Intelligence suggests that Kremlin could be planning “the biggest war in Europe since 1945,” the UK’s Prime Minister Boris Johnson said on Feb. 19.
In an interview with the BBC in Munich, Johnson said a Russian invasion doesn’t just seem imminent, but “all the signs are that the plan has already in some senses begun.”
But in a separate interview on the same day, he stressed that only Russian President Vladimir Putin knows what his agenda is, and said that there’s “still time for wiser counsel, still time for common sense to win.”
Russia has stationed more than 100,000 troops along its border with Ukraine for about a month, but Moscow has repeatedly denied accusations that it plans to invade its southern neighbor, claiming that its the troops are carrying out planned exercises while threatening unspecified “military-technical measures” if Washington continues to ignore its demands for NATO.
U.S. officials have said that the number of Russian troops has grown to more than 190,000 in recent days.
‘Sheer Cost in Human Life’
In a clip of a long interview that’s due to air on Monday, Johnson told to the BBC that intelligence suggests that Russia is not planning ” just an invasion through the east, through the Donbass [region],” but also “coming down from the north, down from Belarus, and actually encircling Kyiv itself, as [U.S. President] Joe Biden explained to a lot of us last night.”
Johnson said the plan he saw is “for something that could be really the biggest war in Europe since 1945, just in terms of sheer scale.”
“The fact is that all the signs are that the plan has already in some senses begun,” he added.
“I think people need to understand the sheer cost in human life that could entail—not just for Ukrainians—but also for the Russians,” Johnson said, in an apparent effort to deter any plans of invasion.
In a pooled interview earlier, the prime minister told reporters that the situation in Donbass is exactly the kind of provocation expected to happen, and it “could well be the prelude to bigger action.”
Biden on Friday said that U.S. intelligence officials believe Russia will invade Ukraine in the coming days and will target its capital, Kyiv, while some others envisage the prospect of a protracted standoff.
Two Schools of Thought
Asked if he believes Putin is playing a longer game, Johnson said only Putin knows the answer.
“There are two schools of thought, and you will have heard what President Biden has had to say. As I said to you just now, only one person really knows what his agenda is,” he said, referring to Putin.

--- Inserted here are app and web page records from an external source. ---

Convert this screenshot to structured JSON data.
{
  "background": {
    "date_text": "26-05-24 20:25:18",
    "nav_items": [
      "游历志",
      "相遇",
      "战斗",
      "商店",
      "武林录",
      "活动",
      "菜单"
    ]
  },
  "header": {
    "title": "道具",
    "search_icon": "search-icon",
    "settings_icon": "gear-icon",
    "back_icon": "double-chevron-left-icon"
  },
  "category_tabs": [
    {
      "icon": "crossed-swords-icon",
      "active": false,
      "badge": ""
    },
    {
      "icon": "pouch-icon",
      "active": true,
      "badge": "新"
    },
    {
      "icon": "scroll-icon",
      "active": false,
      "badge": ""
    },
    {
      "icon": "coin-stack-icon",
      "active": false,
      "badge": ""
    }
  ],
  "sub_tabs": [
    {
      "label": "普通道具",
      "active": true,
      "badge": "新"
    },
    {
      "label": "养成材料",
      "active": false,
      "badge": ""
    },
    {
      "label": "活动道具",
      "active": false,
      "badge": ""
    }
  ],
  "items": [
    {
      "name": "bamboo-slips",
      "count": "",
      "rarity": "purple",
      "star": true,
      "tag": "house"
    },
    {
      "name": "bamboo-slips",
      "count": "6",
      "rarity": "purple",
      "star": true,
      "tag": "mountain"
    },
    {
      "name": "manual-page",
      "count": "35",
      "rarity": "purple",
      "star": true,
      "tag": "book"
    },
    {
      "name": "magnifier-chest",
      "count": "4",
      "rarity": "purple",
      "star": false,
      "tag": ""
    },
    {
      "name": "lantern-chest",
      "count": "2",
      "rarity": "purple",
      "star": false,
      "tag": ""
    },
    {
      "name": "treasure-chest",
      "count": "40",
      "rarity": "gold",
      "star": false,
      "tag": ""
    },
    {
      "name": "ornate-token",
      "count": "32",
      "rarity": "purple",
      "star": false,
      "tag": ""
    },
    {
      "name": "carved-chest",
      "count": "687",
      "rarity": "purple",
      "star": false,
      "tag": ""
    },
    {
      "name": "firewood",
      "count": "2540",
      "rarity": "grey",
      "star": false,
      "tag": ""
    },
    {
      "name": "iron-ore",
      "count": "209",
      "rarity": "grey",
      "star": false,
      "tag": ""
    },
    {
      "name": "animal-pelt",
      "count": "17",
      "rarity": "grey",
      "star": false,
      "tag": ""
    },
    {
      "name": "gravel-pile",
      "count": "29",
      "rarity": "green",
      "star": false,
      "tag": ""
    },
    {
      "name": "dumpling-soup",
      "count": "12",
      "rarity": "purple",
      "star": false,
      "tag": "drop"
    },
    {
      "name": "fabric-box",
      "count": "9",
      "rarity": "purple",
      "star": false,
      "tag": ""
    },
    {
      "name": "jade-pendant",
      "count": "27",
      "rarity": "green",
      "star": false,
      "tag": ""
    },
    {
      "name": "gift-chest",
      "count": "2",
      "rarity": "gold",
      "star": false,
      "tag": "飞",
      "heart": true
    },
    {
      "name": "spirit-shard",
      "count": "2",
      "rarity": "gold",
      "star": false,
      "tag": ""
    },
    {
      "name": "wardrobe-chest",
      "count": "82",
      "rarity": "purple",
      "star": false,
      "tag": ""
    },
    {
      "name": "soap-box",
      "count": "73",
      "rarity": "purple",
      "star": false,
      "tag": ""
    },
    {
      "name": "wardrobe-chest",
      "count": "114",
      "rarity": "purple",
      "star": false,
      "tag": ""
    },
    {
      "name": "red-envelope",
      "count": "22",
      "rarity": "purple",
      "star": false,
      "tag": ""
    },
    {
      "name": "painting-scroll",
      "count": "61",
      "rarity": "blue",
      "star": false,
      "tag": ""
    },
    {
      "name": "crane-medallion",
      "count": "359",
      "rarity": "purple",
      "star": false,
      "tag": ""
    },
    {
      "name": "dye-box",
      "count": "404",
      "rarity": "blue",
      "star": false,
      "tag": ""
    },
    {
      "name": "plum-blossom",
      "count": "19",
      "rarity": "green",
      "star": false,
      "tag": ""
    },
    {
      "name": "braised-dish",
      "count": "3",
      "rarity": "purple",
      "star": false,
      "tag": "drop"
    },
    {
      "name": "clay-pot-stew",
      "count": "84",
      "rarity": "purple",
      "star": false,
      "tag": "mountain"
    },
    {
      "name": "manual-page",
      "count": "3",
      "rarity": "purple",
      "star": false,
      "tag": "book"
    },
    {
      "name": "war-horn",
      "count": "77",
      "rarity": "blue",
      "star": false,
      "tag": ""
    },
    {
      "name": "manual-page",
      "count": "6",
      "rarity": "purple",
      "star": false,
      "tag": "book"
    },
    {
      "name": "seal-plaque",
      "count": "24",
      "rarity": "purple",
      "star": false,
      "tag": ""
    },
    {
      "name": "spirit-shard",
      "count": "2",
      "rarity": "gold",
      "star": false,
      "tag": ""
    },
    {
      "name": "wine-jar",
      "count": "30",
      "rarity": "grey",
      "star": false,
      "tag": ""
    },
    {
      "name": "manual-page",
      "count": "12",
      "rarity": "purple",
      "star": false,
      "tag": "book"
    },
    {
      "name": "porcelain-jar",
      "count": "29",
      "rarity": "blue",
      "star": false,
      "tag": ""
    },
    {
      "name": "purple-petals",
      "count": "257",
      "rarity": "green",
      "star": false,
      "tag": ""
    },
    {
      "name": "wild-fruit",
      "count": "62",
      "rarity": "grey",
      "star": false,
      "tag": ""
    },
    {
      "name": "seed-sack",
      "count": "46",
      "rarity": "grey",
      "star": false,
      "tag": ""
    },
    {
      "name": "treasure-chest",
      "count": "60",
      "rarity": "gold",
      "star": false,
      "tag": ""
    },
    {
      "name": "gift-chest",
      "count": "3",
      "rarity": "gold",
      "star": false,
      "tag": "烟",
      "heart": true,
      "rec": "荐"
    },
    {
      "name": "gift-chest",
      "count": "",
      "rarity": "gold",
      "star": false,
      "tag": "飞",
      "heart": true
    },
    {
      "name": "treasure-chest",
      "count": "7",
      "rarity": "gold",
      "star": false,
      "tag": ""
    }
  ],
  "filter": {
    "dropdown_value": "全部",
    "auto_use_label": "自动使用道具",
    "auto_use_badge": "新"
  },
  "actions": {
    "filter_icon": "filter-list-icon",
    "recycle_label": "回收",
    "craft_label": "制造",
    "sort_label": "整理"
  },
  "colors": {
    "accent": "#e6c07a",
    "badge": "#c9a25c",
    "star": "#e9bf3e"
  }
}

“If there’s still a path for diplomacy, for negotiation, then let’s go down it.”
Johnson said he “certainly” believed that things are already in motion, but there remains the possibility that Putin will “call this operation off.”
“I think that possibility must logically still exist, and therefore I think it’s absolutely vital that we have a path of dialogue, of reason,” he said.
“You know, you just cannot see how this makes sense for Russia. Imagine the invasion of Ukraine, a country of 45 million people, the second biggest country in Europe geographically apart from Russia itself—an absolutely colossal place.
“You can’t hold it down. There will be a protracted, violent, bloody insurgency with the loss of life for young Russians, as well as for Ukrainians,” he said.
On whether NATO forces will enter Ukraine to defend it in the event of a Russian invasion, Johnson said such a security guarantee is only guaranteed for NATO members under Article 5 of the alliance’s treaty, although the United Kingdom stands ready to do everything else it can.
“Ukraine is not a member of NATO but we certainly believe that Ukraine is a sovereign, free, independent, democratic country. And what we want to do is do everything we can—short of that Article 5 guarantee, because that doesn’t exist—to support the Ukrainians.”
The measures will include “a very, very tough package of economic sanctions, cracking down on Russian money, trying to move away from dependence on Russian hydrocarbons,” and “fortifying the eastern perimeter of NATO,” Johnson said, “so that it’s clear to Putin that if he thinks that by doing this, he can push NATO back, then he’s wrong. What he’s going to get is not less NATO, it’s more NATO.”
Moscow has asked the United States and its allies for a binding commitment that they won’t accept Ukraine into NATO. Russia also wants the alliance to halt weapons deployments to Ukraine and roll back its forces from Eastern Europe.
But Washington and NATO have rejected those demands.
NATO’s Secretary-General Jens Stoltenberg said on Tuesday that NATO’s door “remains open” to Ukraine and that the alliance “strongly believe[s] that all nations have the right to choose their own path.”